The task - Output every line of the listing as it stands.

Data for this exercise -

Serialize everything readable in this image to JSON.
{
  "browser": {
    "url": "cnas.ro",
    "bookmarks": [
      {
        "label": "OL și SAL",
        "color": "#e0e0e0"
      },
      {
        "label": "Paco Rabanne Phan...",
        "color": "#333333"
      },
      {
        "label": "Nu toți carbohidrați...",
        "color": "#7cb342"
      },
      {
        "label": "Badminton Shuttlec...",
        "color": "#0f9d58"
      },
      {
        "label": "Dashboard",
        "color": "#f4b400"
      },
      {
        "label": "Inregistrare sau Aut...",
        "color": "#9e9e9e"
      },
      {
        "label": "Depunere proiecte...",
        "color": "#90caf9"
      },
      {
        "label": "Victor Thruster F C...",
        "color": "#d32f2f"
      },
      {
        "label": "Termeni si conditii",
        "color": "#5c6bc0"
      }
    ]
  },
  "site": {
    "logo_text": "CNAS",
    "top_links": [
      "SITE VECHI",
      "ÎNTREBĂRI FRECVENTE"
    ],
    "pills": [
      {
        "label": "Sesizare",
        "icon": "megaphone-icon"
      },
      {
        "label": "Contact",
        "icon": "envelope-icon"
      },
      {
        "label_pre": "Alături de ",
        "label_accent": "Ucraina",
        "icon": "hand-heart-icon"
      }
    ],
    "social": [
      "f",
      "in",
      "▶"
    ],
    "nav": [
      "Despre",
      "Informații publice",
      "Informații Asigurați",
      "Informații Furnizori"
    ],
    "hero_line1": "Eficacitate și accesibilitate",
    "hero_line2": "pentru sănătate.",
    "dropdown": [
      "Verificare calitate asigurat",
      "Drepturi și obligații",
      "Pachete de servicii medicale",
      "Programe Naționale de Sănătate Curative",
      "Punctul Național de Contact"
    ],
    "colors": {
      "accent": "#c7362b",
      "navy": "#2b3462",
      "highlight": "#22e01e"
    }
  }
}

Answer below -
Serialize everything readable in this image to JSON.
{
  "browser": {
    "url": "cnas.ro",
    "bookmarks": [
      {
        "label": "OL și SAL",
        "color": "#e0e0e0"
      },
      {
        "label": "Paco Rabanne Phan...",
        "color": "#333333"
      },
      {
        "label": "Nu toți carbohidrați...",
        "color": "#7cb342"
      },
      {
        "label": "Badminton Shuttlec...",
        "color": "#0f9d58"
      },
      {
        "label": "Dashboard",
        "color": "#f4b400"
      },
      {
        "label": "Inregistrare sau Aut...",
        "color": "#9e9e9e"
      },
      {
        "label": "Depunere proiecte...",
        "color": "#90caf9"
      },
      {
        "label": "Victor Thruster F C...",
        "color": "#d32f2f"
      },
      {
        "label": "Termeni si conditii",
        "color": "#5c6bc0"
      }
    ]
  },
  "site": {
    "logo_text": "CNAS",
    "top_links": [
      "SITE VECHI",
      "ÎNTREBĂRI FRECVENTE"
    ],
    "pills": [
      {
        "label": "Sesizare",
        "icon": "megaphone-icon"
      },
      {
        "label": "Contact",
        "icon": "envelope-icon"
      },
      {
        "label_pre": "Alături de ",
        "label_accent": "Ucraina",
        "icon": "hand-heart-icon"
      }
    ],
    "social": [
      "f",
      "in",
      "▶"
    ],
    "nav": [
      "Despre",
      "Informații publice",
      "Informații Asigurați",
      "Informații Furnizori"
    ],
    "hero_line1": "Eficacitate și accesibilitate",
    "hero_line2": "pentru sănătate.",
    "dropdown": [
      "Verificare calitate asigurat",
      "Drepturi și obligații",
      "Pachete de servicii medicale",
      "Programe Naționale de Sănătate Curative",
      "Punctul Național de Contact"
    ],
    "colors": {
      "accent": "#c7362b",
      "navy": "#2b3462",
      "highlight": "#22e01e"
    }
  }
}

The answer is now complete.